Work order: The response has to reproduce all entries exactly while excluding their pictures.

Input records:
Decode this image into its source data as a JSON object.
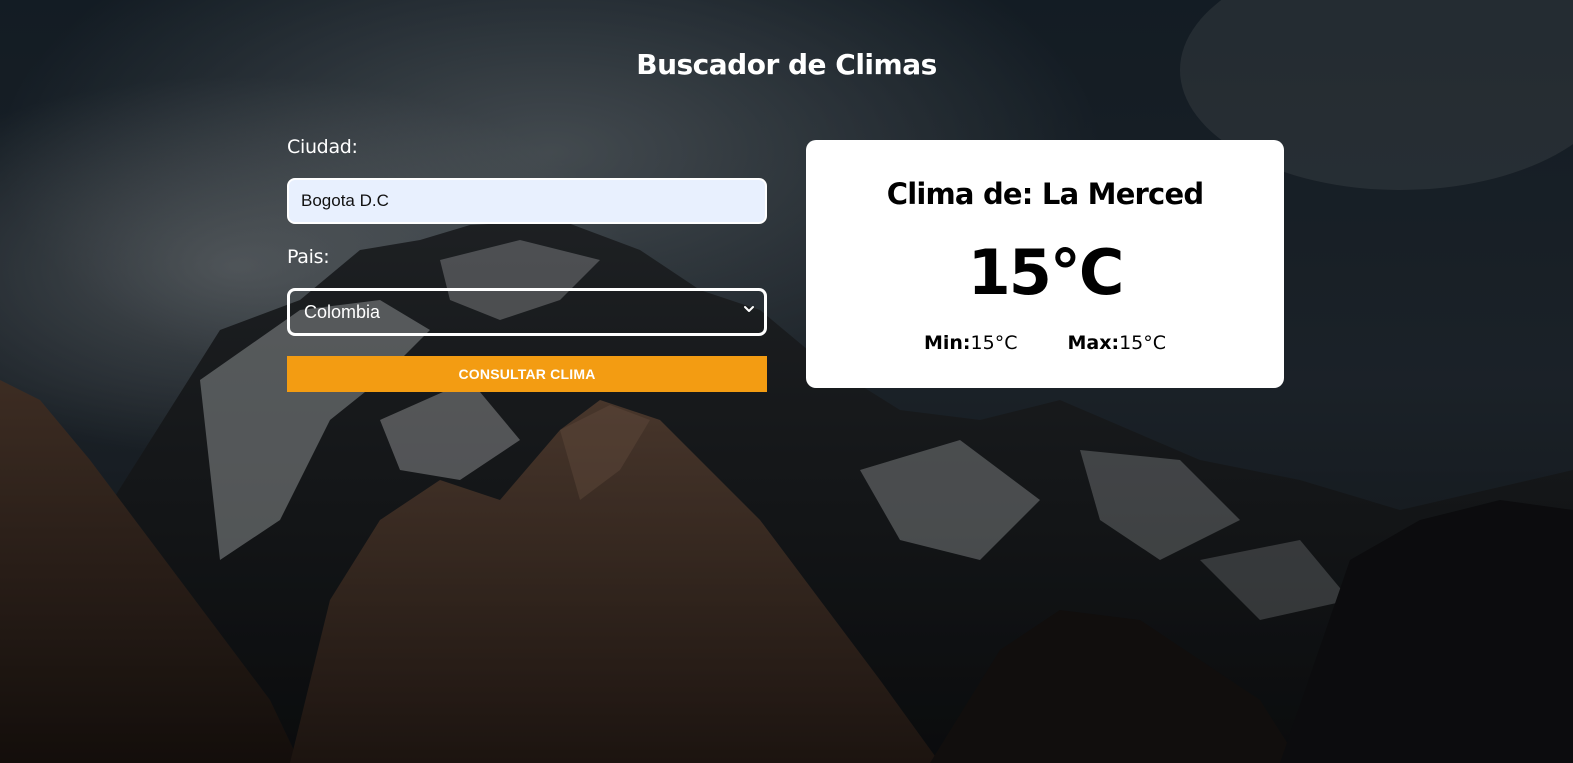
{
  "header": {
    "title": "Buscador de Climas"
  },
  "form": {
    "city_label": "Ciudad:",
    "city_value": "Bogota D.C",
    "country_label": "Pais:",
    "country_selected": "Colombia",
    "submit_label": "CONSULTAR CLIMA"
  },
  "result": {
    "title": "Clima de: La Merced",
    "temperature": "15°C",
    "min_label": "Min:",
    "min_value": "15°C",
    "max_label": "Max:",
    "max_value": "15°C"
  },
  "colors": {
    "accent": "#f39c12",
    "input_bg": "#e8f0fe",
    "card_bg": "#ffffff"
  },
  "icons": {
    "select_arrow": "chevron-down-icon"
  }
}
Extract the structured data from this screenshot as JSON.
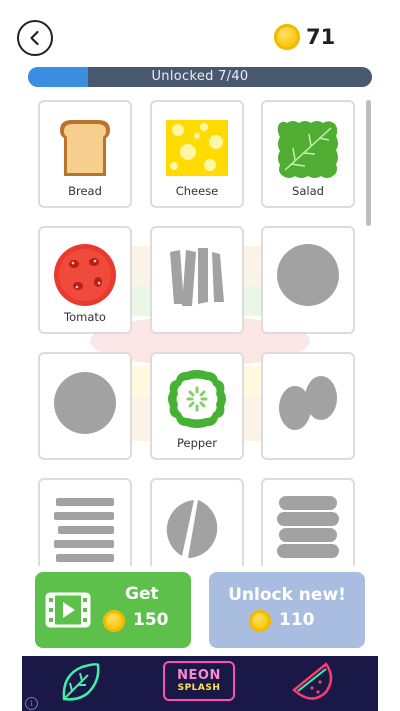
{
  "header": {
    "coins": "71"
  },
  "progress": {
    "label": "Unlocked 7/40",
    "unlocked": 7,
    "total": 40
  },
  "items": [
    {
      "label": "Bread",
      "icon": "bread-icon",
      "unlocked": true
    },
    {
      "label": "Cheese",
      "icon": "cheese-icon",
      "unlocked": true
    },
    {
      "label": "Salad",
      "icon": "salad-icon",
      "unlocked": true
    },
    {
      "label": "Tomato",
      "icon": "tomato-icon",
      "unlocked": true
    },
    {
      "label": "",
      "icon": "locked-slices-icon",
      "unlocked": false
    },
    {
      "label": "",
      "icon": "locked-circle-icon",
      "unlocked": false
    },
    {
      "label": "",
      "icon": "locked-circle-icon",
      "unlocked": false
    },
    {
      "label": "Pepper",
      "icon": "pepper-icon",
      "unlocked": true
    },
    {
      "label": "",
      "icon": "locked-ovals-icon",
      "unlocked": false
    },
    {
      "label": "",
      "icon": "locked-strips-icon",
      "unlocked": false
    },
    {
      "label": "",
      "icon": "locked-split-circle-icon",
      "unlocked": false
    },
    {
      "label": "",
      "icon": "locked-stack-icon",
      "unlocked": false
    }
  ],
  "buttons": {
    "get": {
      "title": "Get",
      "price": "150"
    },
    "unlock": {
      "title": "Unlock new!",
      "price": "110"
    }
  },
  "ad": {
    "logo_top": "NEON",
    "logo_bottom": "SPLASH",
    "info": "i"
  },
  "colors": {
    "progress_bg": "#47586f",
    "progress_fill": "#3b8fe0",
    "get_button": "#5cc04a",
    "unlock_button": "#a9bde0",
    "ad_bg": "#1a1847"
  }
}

Reply to the exercise:
Decode this image into its source data as a JSON object.
{
  "header": {
    "title": "Buscador de Climas"
  },
  "form": {
    "city_label": "Ciudad:",
    "city_value": "Bogota D.C",
    "country_label": "Pais:",
    "country_selected": "Colombia",
    "submit_label": "CONSULTAR CLIMA"
  },
  "result": {
    "title": "Clima de: La Merced",
    "temperature": "15°C",
    "min_label": "Min:",
    "min_value": "15°C",
    "max_label": "Max:",
    "max_value": "15°C"
  },
  "colors": {
    "accent": "#f39c12",
    "input_bg": "#e8f0fe",
    "card_bg": "#ffffff"
  },
  "icons": {
    "select_arrow": "chevron-down-icon"
  }
}
Extract the structured data from this screenshot as JSON.
{
  "header": {
    "coins": "71"
  },
  "progress": {
    "label": "Unlocked 7/40",
    "unlocked": 7,
    "total": 40
  },
  "items": [
    {
      "label": "Bread",
      "icon": "bread-icon",
      "unlocked": true
    },
    {
      "label": "Cheese",
      "icon": "cheese-icon",
      "unlocked": true
    },
    {
      "label": "Salad",
      "icon": "salad-icon",
      "unlocked": true
    },
    {
      "label": "Tomato",
      "icon": "tomato-icon",
      "unlocked": true
    },
    {
      "label": "",
      "icon": "locked-slices-icon",
      "unlocked": false
    },
    {
      "label": "",
      "icon": "locked-circle-icon",
      "unlocked": false
    },
    {
      "label": "",
      "icon": "locked-circle-icon",
      "unlocked": false
    },
    {
      "label": "Pepper",
      "icon": "pepper-icon",
      "unlocked": true
    },
    {
      "label": "",
      "icon": "locked-ovals-icon",
      "unlocked": false
    },
    {
      "label": "",
      "icon": "locked-strips-icon",
      "unlocked": false
    },
    {
      "label": "",
      "icon": "locked-split-circle-icon",
      "unlocked": false
    },
    {
      "label": "",
      "icon": "locked-stack-icon",
      "unlocked": false
    }
  ],
  "buttons": {
    "get": {
      "title": "Get",
      "price": "150"
    },
    "unlock": {
      "title": "Unlock new!",
      "price": "110"
    }
  },
  "ad": {
    "logo_top": "NEON",
    "logo_bottom": "SPLASH",
    "info": "i"
  },
  "colors": {
    "progress_bg": "#47586f",
    "progress_fill": "#3b8fe0",
    "get_button": "#5cc04a",
    "unlock_button": "#a9bde0",
    "ad_bg": "#1a1847"
  }
}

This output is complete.